INPUT DATA
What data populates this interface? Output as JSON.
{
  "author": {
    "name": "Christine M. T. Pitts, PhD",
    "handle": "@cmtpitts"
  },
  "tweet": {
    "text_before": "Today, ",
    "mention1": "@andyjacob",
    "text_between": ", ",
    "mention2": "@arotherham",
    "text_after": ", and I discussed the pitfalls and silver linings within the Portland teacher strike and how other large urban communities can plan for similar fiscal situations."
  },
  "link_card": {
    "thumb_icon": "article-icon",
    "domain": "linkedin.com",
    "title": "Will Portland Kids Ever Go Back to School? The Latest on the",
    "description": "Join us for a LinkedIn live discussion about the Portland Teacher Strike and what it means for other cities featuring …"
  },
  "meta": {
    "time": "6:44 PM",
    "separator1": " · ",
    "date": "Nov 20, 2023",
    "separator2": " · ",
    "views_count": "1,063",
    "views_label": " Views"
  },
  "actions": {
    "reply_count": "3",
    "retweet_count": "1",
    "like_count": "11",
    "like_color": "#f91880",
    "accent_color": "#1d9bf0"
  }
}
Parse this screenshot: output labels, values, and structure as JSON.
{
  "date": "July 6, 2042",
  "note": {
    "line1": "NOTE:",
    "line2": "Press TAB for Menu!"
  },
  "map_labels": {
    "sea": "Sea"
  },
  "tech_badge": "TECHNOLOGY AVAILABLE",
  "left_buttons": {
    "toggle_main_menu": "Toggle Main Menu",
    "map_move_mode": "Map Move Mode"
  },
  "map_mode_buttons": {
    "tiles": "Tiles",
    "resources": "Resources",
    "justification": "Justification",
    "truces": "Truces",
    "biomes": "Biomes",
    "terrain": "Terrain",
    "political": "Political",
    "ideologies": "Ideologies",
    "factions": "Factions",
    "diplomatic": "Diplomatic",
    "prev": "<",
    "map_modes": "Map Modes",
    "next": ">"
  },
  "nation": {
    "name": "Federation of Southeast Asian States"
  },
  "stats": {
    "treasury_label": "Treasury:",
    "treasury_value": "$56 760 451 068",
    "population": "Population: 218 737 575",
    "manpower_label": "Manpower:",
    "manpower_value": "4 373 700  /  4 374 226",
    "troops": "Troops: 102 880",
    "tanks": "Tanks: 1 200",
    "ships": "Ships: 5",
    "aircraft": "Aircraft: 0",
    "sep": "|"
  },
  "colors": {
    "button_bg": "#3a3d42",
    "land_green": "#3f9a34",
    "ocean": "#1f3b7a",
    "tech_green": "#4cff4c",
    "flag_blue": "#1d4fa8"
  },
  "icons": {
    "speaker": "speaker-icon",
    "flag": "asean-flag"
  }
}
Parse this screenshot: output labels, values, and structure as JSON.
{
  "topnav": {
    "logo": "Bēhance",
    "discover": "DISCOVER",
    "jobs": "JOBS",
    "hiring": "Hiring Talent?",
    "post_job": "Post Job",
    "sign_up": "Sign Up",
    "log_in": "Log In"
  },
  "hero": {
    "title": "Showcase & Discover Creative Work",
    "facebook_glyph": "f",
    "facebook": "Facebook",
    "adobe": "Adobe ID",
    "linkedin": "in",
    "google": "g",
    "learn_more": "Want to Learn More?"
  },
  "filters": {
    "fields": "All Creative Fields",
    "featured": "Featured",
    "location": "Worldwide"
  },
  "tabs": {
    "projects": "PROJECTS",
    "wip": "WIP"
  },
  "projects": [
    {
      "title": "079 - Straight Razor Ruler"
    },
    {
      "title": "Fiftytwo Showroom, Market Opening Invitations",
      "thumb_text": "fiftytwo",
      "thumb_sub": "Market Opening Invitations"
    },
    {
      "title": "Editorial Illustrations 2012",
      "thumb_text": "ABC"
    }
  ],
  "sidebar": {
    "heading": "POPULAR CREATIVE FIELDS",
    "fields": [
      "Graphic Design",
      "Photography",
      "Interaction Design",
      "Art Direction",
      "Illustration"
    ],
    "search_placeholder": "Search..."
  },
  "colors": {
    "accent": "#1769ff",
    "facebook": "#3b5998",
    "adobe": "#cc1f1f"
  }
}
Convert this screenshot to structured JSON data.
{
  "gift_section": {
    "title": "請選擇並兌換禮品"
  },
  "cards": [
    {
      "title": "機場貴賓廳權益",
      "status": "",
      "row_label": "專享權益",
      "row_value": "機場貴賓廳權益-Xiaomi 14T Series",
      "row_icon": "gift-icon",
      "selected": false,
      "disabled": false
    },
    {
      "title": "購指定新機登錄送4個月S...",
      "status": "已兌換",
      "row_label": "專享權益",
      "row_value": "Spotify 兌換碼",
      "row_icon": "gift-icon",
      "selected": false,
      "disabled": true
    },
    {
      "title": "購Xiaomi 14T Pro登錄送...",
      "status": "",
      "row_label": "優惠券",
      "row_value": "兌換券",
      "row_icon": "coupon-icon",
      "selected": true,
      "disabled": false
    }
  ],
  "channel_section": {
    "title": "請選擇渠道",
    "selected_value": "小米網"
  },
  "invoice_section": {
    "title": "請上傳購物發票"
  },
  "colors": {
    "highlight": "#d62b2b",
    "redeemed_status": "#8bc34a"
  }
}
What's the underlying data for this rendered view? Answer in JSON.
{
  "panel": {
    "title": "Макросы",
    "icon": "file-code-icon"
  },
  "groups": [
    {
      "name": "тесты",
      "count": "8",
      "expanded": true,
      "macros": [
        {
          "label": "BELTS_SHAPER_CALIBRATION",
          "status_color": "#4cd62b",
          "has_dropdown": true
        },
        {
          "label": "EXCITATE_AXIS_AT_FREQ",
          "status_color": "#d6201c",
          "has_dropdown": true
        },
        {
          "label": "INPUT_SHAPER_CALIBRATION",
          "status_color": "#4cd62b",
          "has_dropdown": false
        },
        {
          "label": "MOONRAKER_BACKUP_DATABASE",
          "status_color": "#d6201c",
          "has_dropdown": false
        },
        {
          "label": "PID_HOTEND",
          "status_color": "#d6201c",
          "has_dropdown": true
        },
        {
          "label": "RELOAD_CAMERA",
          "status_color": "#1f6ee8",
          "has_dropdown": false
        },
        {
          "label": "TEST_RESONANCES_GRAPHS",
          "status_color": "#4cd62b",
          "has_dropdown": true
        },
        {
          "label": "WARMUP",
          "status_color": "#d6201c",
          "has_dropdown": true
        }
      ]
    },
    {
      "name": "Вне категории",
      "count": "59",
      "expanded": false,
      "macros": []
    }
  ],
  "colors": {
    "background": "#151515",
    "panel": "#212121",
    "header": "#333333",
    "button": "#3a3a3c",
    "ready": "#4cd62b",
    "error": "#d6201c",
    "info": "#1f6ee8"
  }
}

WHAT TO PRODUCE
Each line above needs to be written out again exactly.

YOUR SOLUTION
What data populates this interface? Output as JSON.
{
  "author": {
    "name": "Christine M. T. Pitts, PhD",
    "handle": "@cmtpitts"
  },
  "tweet": {
    "text_before": "Today, ",
    "mention1": "@andyjacob",
    "text_between": ", ",
    "mention2": "@arotherham",
    "text_after": ", and I discussed the pitfalls and silver linings within the Portland teacher strike and how other large urban communities can plan for similar fiscal situations."
  },
  "link_card": {
    "thumb_icon": "article-icon",
    "domain": "linkedin.com",
    "title": "Will Portland Kids Ever Go Back to School? The Latest on the",
    "description": "Join us for a LinkedIn live discussion about the Portland Teacher Strike and what it means for other cities featuring …"
  },
  "meta": {
    "time": "6:44 PM",
    "separator1": " · ",
    "date": "Nov 20, 2023",
    "separator2": " · ",
    "views_count": "1,063",
    "views_label": " Views"
  },
  "actions": {
    "reply_count": "3",
    "retweet_count": "1",
    "like_count": "11",
    "like_color": "#f91880",
    "accent_color": "#1d9bf0"
  }
}
Parse this screenshot: output labels, values, and structure as JSON.
{
  "date": "July 6, 2042",
  "note": {
    "line1": "NOTE:",
    "line2": "Press TAB for Menu!"
  },
  "map_labels": {
    "sea": "Sea"
  },
  "tech_badge": "TECHNOLOGY AVAILABLE",
  "left_buttons": {
    "toggle_main_menu": "Toggle Main Menu",
    "map_move_mode": "Map Move Mode"
  },
  "map_mode_buttons": {
    "tiles": "Tiles",
    "resources": "Resources",
    "justification": "Justification",
    "truces": "Truces",
    "biomes": "Biomes",
    "terrain": "Terrain",
    "political": "Political",
    "ideologies": "Ideologies",
    "factions": "Factions",
    "diplomatic": "Diplomatic",
    "prev": "<",
    "map_modes": "Map Modes",
    "next": ">"
  },
  "nation": {
    "name": "Federation of Southeast Asian States"
  },
  "stats": {
    "treasury_label": "Treasury:",
    "treasury_value": "$56 760 451 068",
    "population": "Population: 218 737 575",
    "manpower_label": "Manpower:",
    "manpower_value": "4 373 700  /  4 374 226",
    "troops": "Troops: 102 880",
    "tanks": "Tanks: 1 200",
    "ships": "Ships: 5",
    "aircraft": "Aircraft: 0",
    "sep": "|"
  },
  "colors": {
    "button_bg": "#3a3d42",
    "land_green": "#3f9a34",
    "ocean": "#1f3b7a",
    "tech_green": "#4cff4c",
    "flag_blue": "#1d4fa8"
  },
  "icons": {
    "speaker": "speaker-icon",
    "flag": "asean-flag"
  }
}
Parse this screenshot: output labels, values, and structure as JSON.
{
  "topnav": {
    "logo": "Bēhance",
    "discover": "DISCOVER",
    "jobs": "JOBS",
    "hiring": "Hiring Talent?",
    "post_job": "Post Job",
    "sign_up": "Sign Up",
    "log_in": "Log In"
  },
  "hero": {
    "title": "Showcase & Discover Creative Work",
    "facebook_glyph": "f",
    "facebook": "Facebook",
    "adobe": "Adobe ID",
    "linkedin": "in",
    "google": "g",
    "learn_more": "Want to Learn More?"
  },
  "filters": {
    "fields": "All Creative Fields",
    "featured": "Featured",
    "location": "Worldwide"
  },
  "tabs": {
    "projects": "PROJECTS",
    "wip": "WIP"
  },
  "projects": [
    {
      "title": "079 - Straight Razor Ruler"
    },
    {
      "title": "Fiftytwo Showroom, Market Opening Invitations",
      "thumb_text": "fiftytwo",
      "thumb_sub": "Market Opening Invitations"
    },
    {
      "title": "Editorial Illustrations 2012",
      "thumb_text": "ABC"
    }
  ],
  "sidebar": {
    "heading": "POPULAR CREATIVE FIELDS",
    "fields": [
      "Graphic Design",
      "Photography",
      "Interaction Design",
      "Art Direction",
      "Illustration"
    ],
    "search_placeholder": "Search..."
  },
  "colors": {
    "accent": "#1769ff",
    "facebook": "#3b5998",
    "adobe": "#cc1f1f"
  }
}
Convert this screenshot to structured JSON data.
{
  "gift_section": {
    "title": "請選擇並兌換禮品"
  },
  "cards": [
    {
      "title": "機場貴賓廳權益",
      "status": "",
      "row_label": "專享權益",
      "row_value": "機場貴賓廳權益-Xiaomi 14T Series",
      "row_icon": "gift-icon",
      "selected": false,
      "disabled": false
    },
    {
      "title": "購指定新機登錄送4個月S...",
      "status": "已兌換",
      "row_label": "專享權益",
      "row_value": "Spotify 兌換碼",
      "row_icon": "gift-icon",
      "selected": false,
      "disabled": true
    },
    {
      "title": "購Xiaomi 14T Pro登錄送...",
      "status": "",
      "row_label": "優惠券",
      "row_value": "兌換券",
      "row_icon": "coupon-icon",
      "selected": true,
      "disabled": false
    }
  ],
  "channel_section": {
    "title": "請選擇渠道",
    "selected_value": "小米網"
  },
  "invoice_section": {
    "title": "請上傳購物發票"
  },
  "colors": {
    "highlight": "#d62b2b",
    "redeemed_status": "#8bc34a"
  }
}
What's the underlying data for this rendered view? Answer in JSON.
{
  "panel": {
    "title": "Макросы",
    "icon": "file-code-icon"
  },
  "groups": [
    {
      "name": "тесты",
      "count": "8",
      "expanded": true,
      "macros": [
        {
          "label": "BELTS_SHAPER_CALIBRATION",
          "status_color": "#4cd62b",
          "has_dropdown": true
        },
        {
          "label": "EXCITATE_AXIS_AT_FREQ",
          "status_color": "#d6201c",
          "has_dropdown": true
        },
        {
          "label": "INPUT_SHAPER_CALIBRATION",
          "status_color": "#4cd62b",
          "has_dropdown": false
        },
        {
          "label": "MOONRAKER_BACKUP_DATABASE",
          "status_color": "#d6201c",
          "has_dropdown": false
        },
        {
          "label": "PID_HOTEND",
          "status_color": "#d6201c",
          "has_dropdown": true
        },
        {
          "label": "RELOAD_CAMERA",
          "status_color": "#1f6ee8",
          "has_dropdown": false
        },
        {
          "label": "TEST_RESONANCES_GRAPHS",
          "status_color": "#4cd62b",
          "has_dropdown": true
        },
        {
          "label": "WARMUP",
          "status_color": "#d6201c",
          "has_dropdown": true
        }
      ]
    },
    {
      "name": "Вне категории",
      "count": "59",
      "expanded": false,
      "macros": []
    }
  ],
  "colors": {
    "background": "#151515",
    "panel": "#212121",
    "header": "#333333",
    "button": "#3a3a3c",
    "ready": "#4cd62b",
    "error": "#d6201c",
    "info": "#1f6ee8"
  }
}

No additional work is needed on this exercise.